European stocks indices rebounded sharply on Friday and were fast erasing their weekly losses at the time of writing. Meanwhile the major US indices were all somewhat more comfortably holding in the positive territory on the week, now up for the third consecutive week and mirroring a similar performance for Chinese markets. Reflecting the relatively more subdued sentiment across Europe, benchmark government bond prices in Germany, Italy, France, Spain and UK all rose more noticeably than in the US, this week. Crude oil and copper were unable to build on the back of last week’s sizeable rallies, while gold and silver were also struggling as the dollar index attempted to halt a two-week slide, thanks to weakness in the euro, pound and commodity dollars, and despite the falls in bond yields.
Markets heading to the new week in more upbeat mood
Barring a late-day sell-off on Friday, when this report was written, it looks like investors were feeling more upbeat ahead of the weekend than they did earlier in the week, when the rapid increase in coronavirus cases in Europe triggered lots of new restrictions and raised concerns over the economic recovery. But on Friday hopes over a vaccine rose after Pfizer said it could seek emergency-use authorization for its Covid-19 vaccine in the US by late November, provided the shot is shown to be effective. Also helping to offset growth concerns on Friday were the surprisingly stronger readings on US consumer sentiment and retail sales, adding to the better-than-expected earnings results from US banks earlier in the week.
Investors warming to potential Biden victory
Investors are evidently not too concerned about the prospects of higher taxes and heavier regulation under a Democratic government.
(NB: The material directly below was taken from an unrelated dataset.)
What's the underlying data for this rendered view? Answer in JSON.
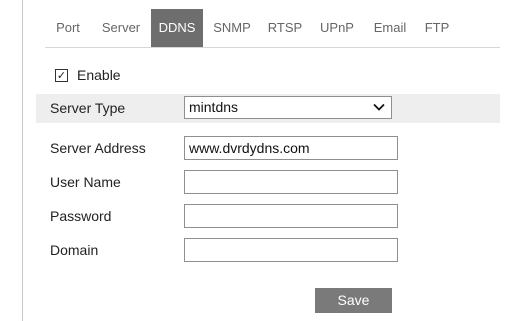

Instead, they remain hopeful that a victory for Biden may actually mean more government spending as the Dems have shown in their willingness for a larger stimulus package. Does this imply that in the event of – what would be – a surprise victory for Trump, the markets may not react too positively this time around? Well, if a bi-partisan agreement on stimulus is not agreed upon before the election, then it is likely that the Republicans will opt for a smaller package if Trump is re-elected. This may disappoint the markets. So, the initial reaction to a surprise victory for Trump may not be positive, as investors price in lower government spending.
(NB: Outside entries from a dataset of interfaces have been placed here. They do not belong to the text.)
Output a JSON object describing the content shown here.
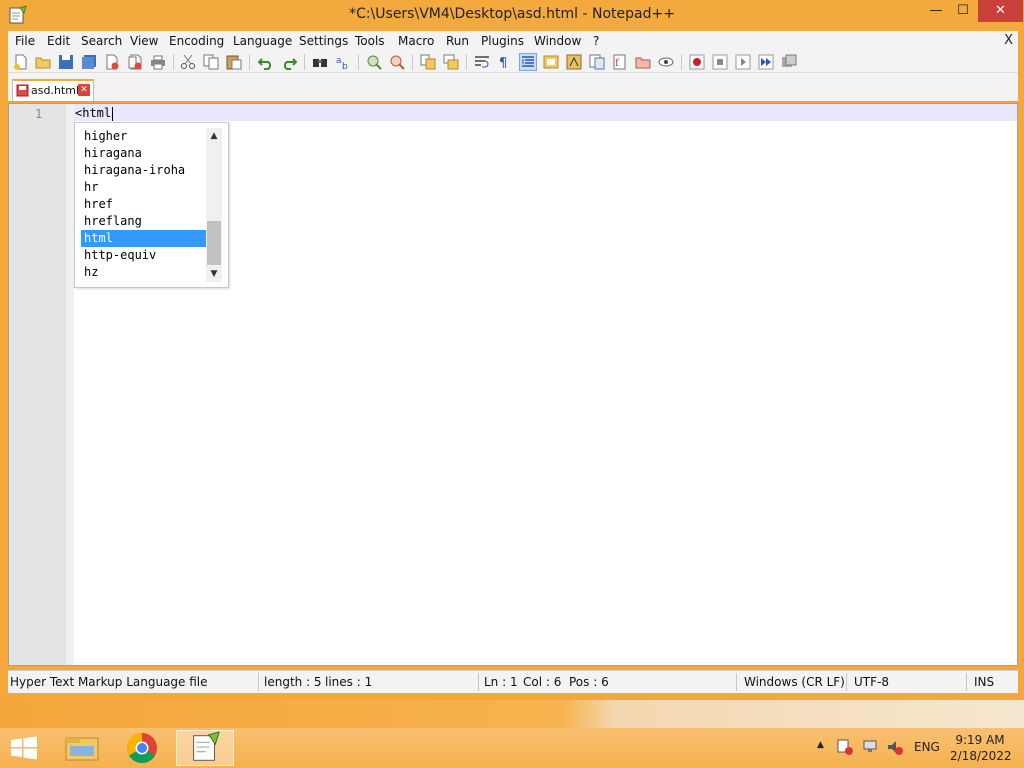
{
  "window": {
    "title": "*C:\\Users\\VM4\\Desktop\\asd.html - Notepad++",
    "min_glyph": "—",
    "max_glyph": "☐",
    "close_glyph": "✕"
  },
  "menu": {
    "items": [
      "File",
      "Edit",
      "Search",
      "View",
      "Encoding",
      "Language",
      "Settings",
      "Tools",
      "Macro",
      "Run",
      "Plugins",
      "Window",
      "?"
    ],
    "close_label": "X"
  },
  "toolbar": {
    "icons": [
      "new-file-icon",
      "open-file-icon",
      "save-icon",
      "save-all-icon",
      "close-icon",
      "close-all-icon",
      "print-icon",
      "cut-icon",
      "copy-icon",
      "paste-icon",
      "undo-icon",
      "redo-icon",
      "find-icon",
      "replace-icon",
      "zoom-in-icon",
      "zoom-out-icon",
      "sync-vertical-icon",
      "sync-horizontal-icon",
      "word-wrap-icon",
      "show-all-chars-icon",
      "indent-guide-icon",
      "user-defined-language-icon",
      "document-map-icon",
      "function-list-icon",
      "folder-as-workspace-icon",
      "monitoring-icon",
      "record-macro-icon",
      "stop-record-icon",
      "playback-macro-icon",
      "run-macro-multiple-icon",
      "save-macro-icon"
    ]
  },
  "tab": {
    "label": "asd.html",
    "close_glyph": "✕"
  },
  "editor": {
    "line_number": "1",
    "code": "<html"
  },
  "autocomplete": {
    "items": [
      "higher",
      "hiragana",
      "hiragana-iroha",
      "hr",
      "href",
      "hreflang",
      "html",
      "http-equiv",
      "hz"
    ],
    "selected_index": 6,
    "up_glyph": "▲",
    "down_glyph": "▼"
  },
  "statusbar": {
    "file_type": "Hyper Text Markup Language file",
    "length": "length : 5",
    "lines": "lines : 1",
    "ln": "Ln : 1",
    "col": "Col : 6",
    "pos": "Pos : 6",
    "eol": "Windows (CR LF)",
    "encoding": "UTF-8",
    "mode": "INS"
  },
  "taskbar": {
    "apps": [
      "file-explorer-icon",
      "chrome-icon",
      "notepad-plus-plus-icon"
    ],
    "language": "ENG",
    "time": "9:19 AM",
    "date": "2/18/2022",
    "tray_up_glyph": "▲"
  },
  "colors": {
    "accent": "#f4a93c",
    "selection": "#3399ff",
    "current_line": "#e8e8ff",
    "close_red": "#c7403a"
  }
}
The calmness of the markets may also be due to the fact, that as Biden’s lead continues to grow in the polls, investors are pricing out the prospects of a messy contested election result. But are they being irrationally too optimistic and under-pricing risk?
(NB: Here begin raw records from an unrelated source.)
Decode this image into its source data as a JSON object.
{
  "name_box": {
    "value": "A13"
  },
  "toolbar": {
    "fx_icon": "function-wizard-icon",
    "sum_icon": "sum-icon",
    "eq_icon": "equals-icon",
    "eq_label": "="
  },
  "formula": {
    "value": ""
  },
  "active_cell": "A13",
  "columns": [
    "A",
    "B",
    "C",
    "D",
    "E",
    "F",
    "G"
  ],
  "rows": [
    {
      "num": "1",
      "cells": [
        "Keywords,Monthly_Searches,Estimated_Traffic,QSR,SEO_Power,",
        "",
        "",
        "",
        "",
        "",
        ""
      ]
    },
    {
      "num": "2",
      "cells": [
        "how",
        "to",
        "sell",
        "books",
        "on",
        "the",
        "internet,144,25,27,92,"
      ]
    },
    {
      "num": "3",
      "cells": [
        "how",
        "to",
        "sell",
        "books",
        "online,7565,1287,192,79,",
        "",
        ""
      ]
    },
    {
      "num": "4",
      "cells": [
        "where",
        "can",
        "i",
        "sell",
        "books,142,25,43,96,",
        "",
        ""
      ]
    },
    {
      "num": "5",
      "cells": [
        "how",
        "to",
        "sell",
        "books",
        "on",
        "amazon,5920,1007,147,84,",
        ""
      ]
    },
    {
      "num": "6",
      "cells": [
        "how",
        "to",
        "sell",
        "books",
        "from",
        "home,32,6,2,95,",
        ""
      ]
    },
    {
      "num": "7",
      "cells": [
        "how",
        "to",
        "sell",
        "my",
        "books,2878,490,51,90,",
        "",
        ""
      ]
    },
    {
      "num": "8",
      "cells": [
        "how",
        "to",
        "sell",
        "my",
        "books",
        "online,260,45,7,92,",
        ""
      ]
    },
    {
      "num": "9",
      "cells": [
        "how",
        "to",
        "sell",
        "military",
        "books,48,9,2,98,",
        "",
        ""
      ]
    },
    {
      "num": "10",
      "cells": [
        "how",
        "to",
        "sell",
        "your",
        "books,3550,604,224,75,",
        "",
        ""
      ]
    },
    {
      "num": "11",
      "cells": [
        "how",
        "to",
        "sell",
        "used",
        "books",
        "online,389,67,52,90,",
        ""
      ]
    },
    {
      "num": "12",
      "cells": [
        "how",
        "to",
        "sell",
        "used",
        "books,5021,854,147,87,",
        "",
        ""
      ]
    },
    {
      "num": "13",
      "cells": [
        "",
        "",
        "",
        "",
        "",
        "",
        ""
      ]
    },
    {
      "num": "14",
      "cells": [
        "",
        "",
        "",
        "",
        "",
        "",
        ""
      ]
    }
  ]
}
Virus and restrictions pose risk to stocks
While there is hope that a vaccine may be approved soon, a growing number of European countries have been taking urgent action to try and stem the spread of the virus as deaths have started to climb and hospitalisation in the UK has risen above the March levels. So far, we haven’t seen national lockdowns, but large cities in Europe have introduced new restrictions, including curfews. If the virus continues to spread and take more lives, more draconian measures may have to be implemented. So, the situation needs to be monitored very closely and things could change over the weekend, which means there is the potential for the markets to gap at the open on Sunday night.
Meanwhile as was the case in the first wave, the US could also be heading towards a second wave of infections like Europe. New virus cases here have topped 60,000 for the first time in more than two months, on Thursday. If the rate continues to climb, then US states may tighten restrictions furthers, crippling the economic recovery. Consequently, stocks may start to come under renewed pressure.
Brexit talks likely to drag on
On Friday, the UK Prime Minister Boris Johnson declared talks between the UK and EU over a post-Brexit trade agreement "over,” with Downing Street adding that there was "no point" in discussions continuing next week, unless the EU made fundamental change in their approach. The EU is willing to intensify discussions but will not agree to a deal "at any price". However, Boris Johnson did not say he’s walking away from negotiations completely and so talks will most likely resume in the week ahead, despite him saying discussions are over.
Central banks could become vocal on more stimulus
As US elections near, virus cases and deaths rise and Brexit uncertainty increases further, the stock markets may become more and more volatile in the weeks ahead as concerns grow over the economic recovery. As a result, central banks will likely become more vocal about providing additional monetary support in the weeks ahead. Underscoring this view, we have already seen benchmark government bond yields drop noticeably again, especially for European countries:
Source: ThinkMarkets and TradingView.com
If bond yields continue to fall, this should boost the appeal of lower-yielding or non-interest-bearing assets, such as gold and silver. But what about the euro, given the increasing risks of COVID-related restrictions across Europe, not to mention subdued economic activity and the potential for upcoming data releases to turn weak? The single currency may struggle at these levels if the ECB's easy-going attitude towards growth changes. Consequently, there is risk that the euro rally may unravel as investors price in the prospects of even looser monetary policy.
Key data and earnings for the week ahead